By Jamey Dunn
After repeatedly defending Department of Corrections Director Michael Randle, Gov. Pat Quinn is now seeking his replacement and facing political fallout as another top staffer makes an exit so close to the general election.
The Chicago Tribune reported early this morning that Randle resigned. Randle took responsibility for the controversial “Meritorious Good Time Push” program, which applied “good time” credit to prisoners’ sentences as soon as they began serving them. Under the program some prisoners served as few as 11 days. The department previously had a longstanding policy that required prisoners to serve at least 61 days before they could receive discretionary early release credit.
“I have accepted the resignation of Illinois Department of Corrections Director Michael Randle, effective September 17. I appreciate Director Randle’s dedicated service to the state of Illinois during these challenging times and will name his replacement shortly," Quinn said in a written statement.
Quinn has said Randle went against his orders by releasing some violent offenders early but defended him while many called for Randle to be fired. “The man made a mistake. He is a nationally recognized expert, and he’s done a number of good things with respect to running our prisons. This is not any easy job,” Quinn said.
Randle said he implemented the program to make required budget cuts. “MGT Push” resulted in 1,745 inmates being released before the usual 61 days. On average, they served 36 fewer days than they would have under 61-day policy.

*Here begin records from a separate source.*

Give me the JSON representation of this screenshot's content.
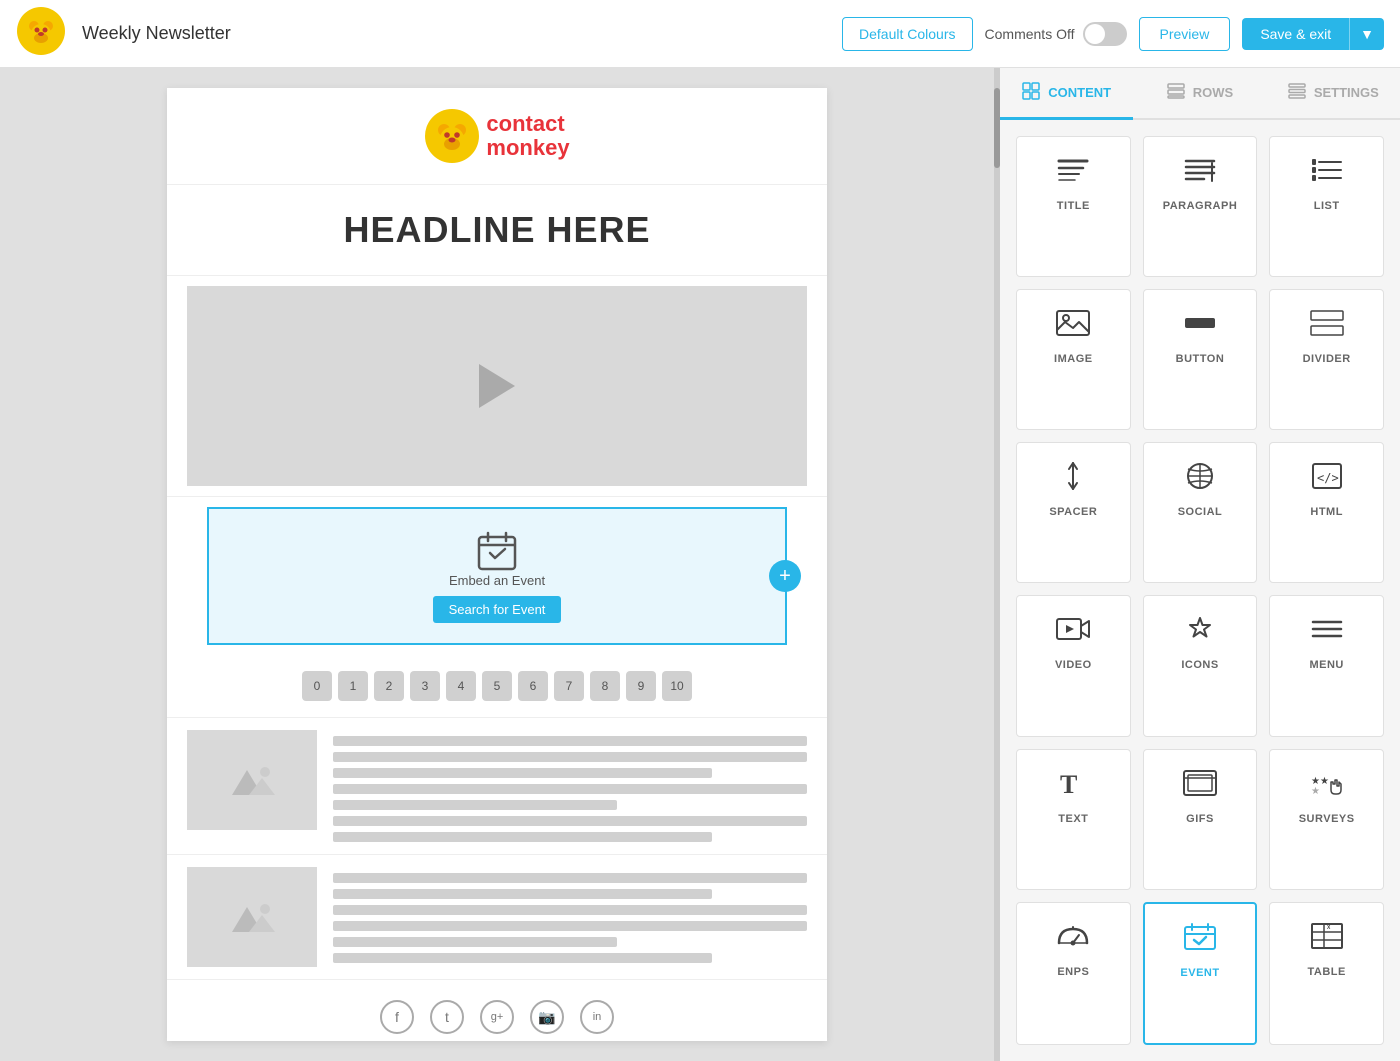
{
  "header": {
    "title": "Weekly Newsletter",
    "btn_default_colours": "Default Colours",
    "comments_label": "Comments Off",
    "btn_preview": "Preview",
    "btn_save": "Save & exit"
  },
  "panel": {
    "tabs": [
      {
        "id": "content",
        "label": "CONTENT",
        "active": true
      },
      {
        "id": "rows",
        "label": "ROWS",
        "active": false
      },
      {
        "id": "settings",
        "label": "SETTINGS",
        "active": false
      }
    ],
    "content_items": [
      {
        "id": "title",
        "label": "TITLE",
        "icon": "title"
      },
      {
        "id": "paragraph",
        "label": "PARAGRAPH",
        "icon": "paragraph"
      },
      {
        "id": "list",
        "label": "LIST",
        "icon": "list"
      },
      {
        "id": "image",
        "label": "IMAGE",
        "icon": "image"
      },
      {
        "id": "button",
        "label": "BUTTON",
        "icon": "button"
      },
      {
        "id": "divider",
        "label": "DIVIDER",
        "icon": "divider"
      },
      {
        "id": "spacer",
        "label": "SPACER",
        "icon": "spacer"
      },
      {
        "id": "social",
        "label": "SOCIAL",
        "icon": "social"
      },
      {
        "id": "html",
        "label": "HTML",
        "icon": "html"
      },
      {
        "id": "video",
        "label": "VIDEO",
        "icon": "video"
      },
      {
        "id": "icons",
        "label": "ICONS",
        "icon": "icons"
      },
      {
        "id": "menu",
        "label": "MENU",
        "icon": "menu"
      },
      {
        "id": "text",
        "label": "TEXT",
        "icon": "text"
      },
      {
        "id": "gifs",
        "label": "GIFS",
        "icon": "gifs"
      },
      {
        "id": "surveys",
        "label": "SURVEYS",
        "icon": "surveys"
      },
      {
        "id": "enps",
        "label": "ENPS",
        "icon": "enps"
      },
      {
        "id": "event",
        "label": "EVENT",
        "icon": "event",
        "selected": true
      },
      {
        "id": "table",
        "label": "TABLE",
        "icon": "table"
      }
    ]
  },
  "canvas": {
    "headline": "HEADLINE HERE",
    "event_label": "Embed an Event",
    "event_search_btn": "Search for Event",
    "pagination": [
      "0",
      "1",
      "2",
      "3",
      "4",
      "5",
      "6",
      "7",
      "8",
      "9",
      "10"
    ],
    "social_icons": [
      "f",
      "t",
      "g+",
      "in",
      "li"
    ]
  }
}
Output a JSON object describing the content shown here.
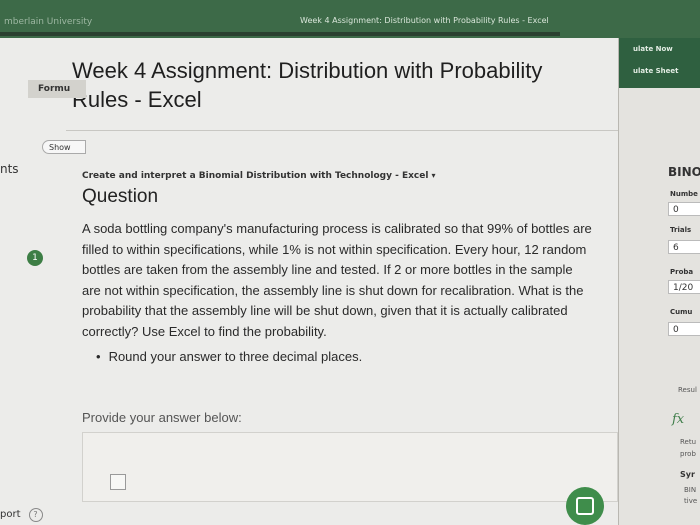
{
  "window": {
    "university_label": "mberlain University",
    "title": "Week 4 Assignment: Distribution with Probability Rules - Excel"
  },
  "page": {
    "title_line1": "Week 4 Assignment: Distribution with Probability",
    "title_line2": "Rules - Excel",
    "side_tab": "nts",
    "question_number": "1",
    "subtitle": "Create and interpret a Binomial Distribution with Technology - Excel",
    "question_heading": "Question",
    "question_lines": [
      "A soda bottling company's manufacturing process is calibrated so that 99% of bottles are",
      "filled to within specifications, while 1% is not within specification. Every hour, 12 random",
      "bottles are taken from the assembly line and tested. If 2 or more bottles in the sample",
      "are not within specification, the assembly line is shut down for recalibration. What is the",
      "probability that the assembly line will be shut down, given that it is actually calibrated",
      "correctly? Use Excel to find the probability."
    ],
    "bullet": "Round your answer to three decimal places.",
    "provide_label": "Provide your answer below:",
    "report_label": "port"
  },
  "sidebar": {
    "links": [
      "ulate Now",
      "ulate Sheet"
    ],
    "formula_tab": "Formu",
    "show_toggle": "Show",
    "function_title": "BINO",
    "fields": [
      {
        "label": "Numbe",
        "value": "0"
      },
      {
        "label": "Trials",
        "value": "6"
      },
      {
        "label": "Proba",
        "value": "1/20"
      },
      {
        "label": "Cumu",
        "value": "0"
      }
    ],
    "result_label": "Resul",
    "fx_label": "fx",
    "description_lines": [
      "Retu",
      "prob"
    ],
    "syntax_label": "Syr",
    "syntax_lines": [
      "BIN",
      "tive"
    ]
  }
}
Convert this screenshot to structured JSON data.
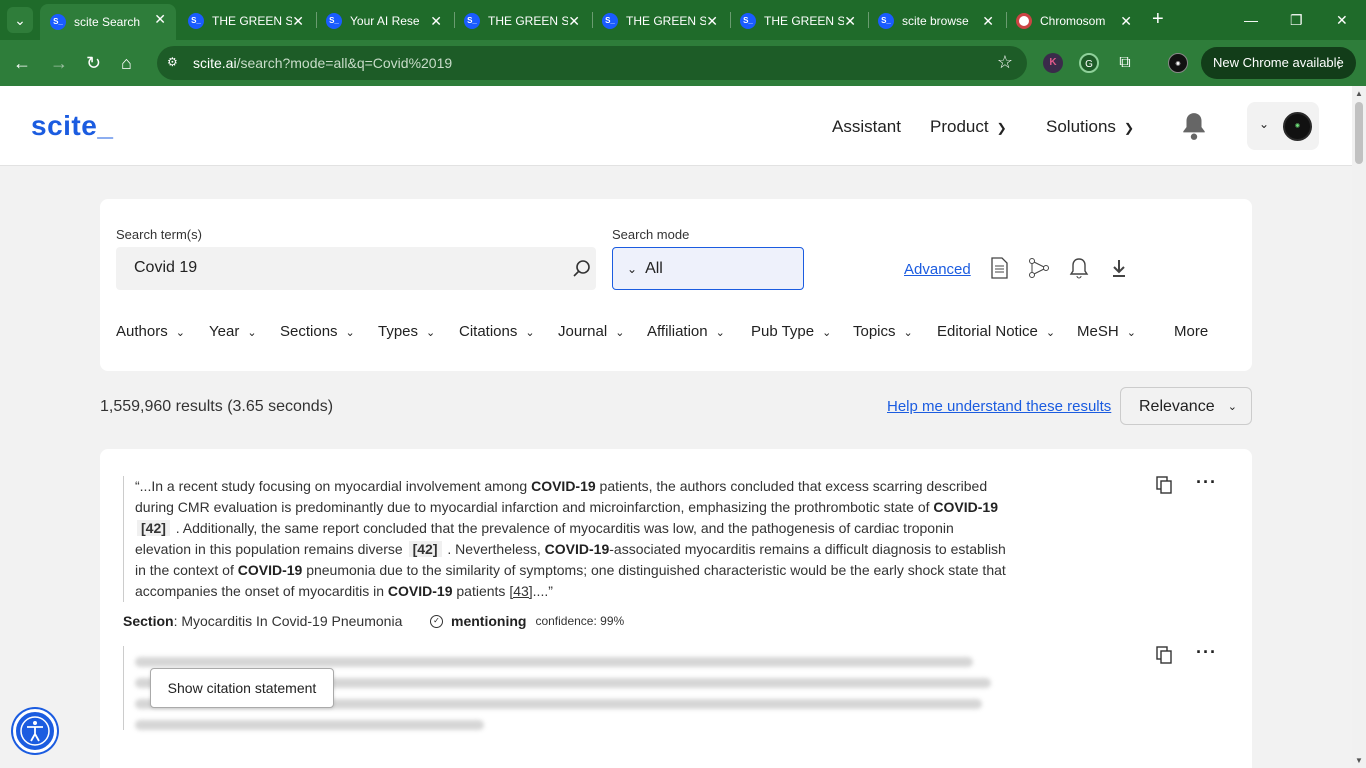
{
  "browser": {
    "tabs": [
      {
        "title": "scite Search",
        "favicon": "scite-icon",
        "active": true
      },
      {
        "title": "THE GREEN S",
        "favicon": "scite-icon",
        "active": false
      },
      {
        "title": "Your AI Rese",
        "favicon": "scite-icon",
        "active": false
      },
      {
        "title": "THE GREEN S",
        "favicon": "scite-icon",
        "active": false
      },
      {
        "title": "THE GREEN S",
        "favicon": "scite-icon",
        "active": false
      },
      {
        "title": "THE GREEN S",
        "favicon": "scite-icon",
        "active": false
      },
      {
        "title": "scite browse",
        "favicon": "scite-icon",
        "active": false
      },
      {
        "title": "Chromosom",
        "favicon": "chromosome-icon",
        "active": false
      }
    ],
    "url_host": "scite.ai",
    "url_path": "/search?mode=all&q=Covid%2019",
    "new_chrome_label": "New Chrome available",
    "accent_color": "#2e7d3a"
  },
  "site": {
    "logo": "scite_",
    "nav": {
      "assistant": "Assistant",
      "product": "Product",
      "solutions": "Solutions"
    },
    "brand_color": "#1b5ce0"
  },
  "search": {
    "term_label": "Search term(s)",
    "term_value": "Covid 19",
    "mode_label": "Search mode",
    "mode_value": "All",
    "advanced_label": "Advanced",
    "filters": [
      "Authors",
      "Year",
      "Sections",
      "Types",
      "Citations",
      "Journal",
      "Affiliation",
      "Pub Type",
      "Topics",
      "Editorial Notice",
      "MeSH",
      "More"
    ]
  },
  "results": {
    "count_text": "1,559,960 results (3.65 seconds)",
    "help_link": "Help me understand these results",
    "sort_value": "Relevance"
  },
  "result1": {
    "q1": "“...In a recent study focusing on myocardial involvement among ",
    "k1": "COVID-19",
    "q2": " patients, the authors concluded that excess scarring described during CMR evaluation is predominantly due to myocardial infarction and microinfarction, emphasizing the prothrombotic state of ",
    "k2": "COVID-19",
    "r1": "[42]",
    "q3": " . Additionally, the same report concluded that the prevalence of myocarditis was low, and the pathogenesis of cardiac troponin elevation in this population remains diverse ",
    "r2": "[42]",
    "q4": " . Nevertheless, ",
    "k3": "COVID-19",
    "q5": "-associated myocarditis remains a difficult diagnosis to establish in the context of ",
    "k4": "COVID-19",
    "q6": " pneumonia due to the similarity of symptoms; one distinguished characteristic would be the early shock state that accompanies the onset of myocarditis in ",
    "k5": "COVID-19",
    "q7": " patients ",
    "r3": "[43]",
    "q8": "....”",
    "section_label": "Section",
    "section_value": ": Myocarditis In Covid-19 Pneumonia",
    "type": "mentioning",
    "confidence": "confidence: 99%"
  },
  "result2": {
    "show_label": "Show citation statement"
  }
}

The DoC estimated that “MGT Push” could save $3.4 million annually.
Randle is leaving in the wake of several other high profile departures from the Quinn administration, such as former Chief of Staff Jerry Stermer and former Communications Director Bob Reed.
“There has been quite an exodus,” says Mike Lawrence, former director of the Paul Simon Public Policy institute. “I think [Randle’s resignation] opens [Quinn] up to continuing attacks regarding his management of government.”
He says that plays into the narrative that Quinn is having trouble keeping things under control in his administration. “There’s a feeling that Quinn is not on top of things. He’s been accused of being a micro manager and managerially inconsistent.”
Lawrence, who was also a spokesman for former Republican Gov. Jim Edgar, says he think Randle may have been motivated to leave because he could have potentially been on the chopping block. “He probably saw the writing on the wall. If [Sen. Bill] Brady wins [the governor’s race] I think it’s a good bet Randle would have been gone. And Quinn might have let him go after the campaign.”
He thinks there is a good chance that Randle’s replacement will be promoted from with in the Department of Corrections. “[Quinn] did move some of his people into the department, and maybe he will go with them between now and November … and see what happens in the election.”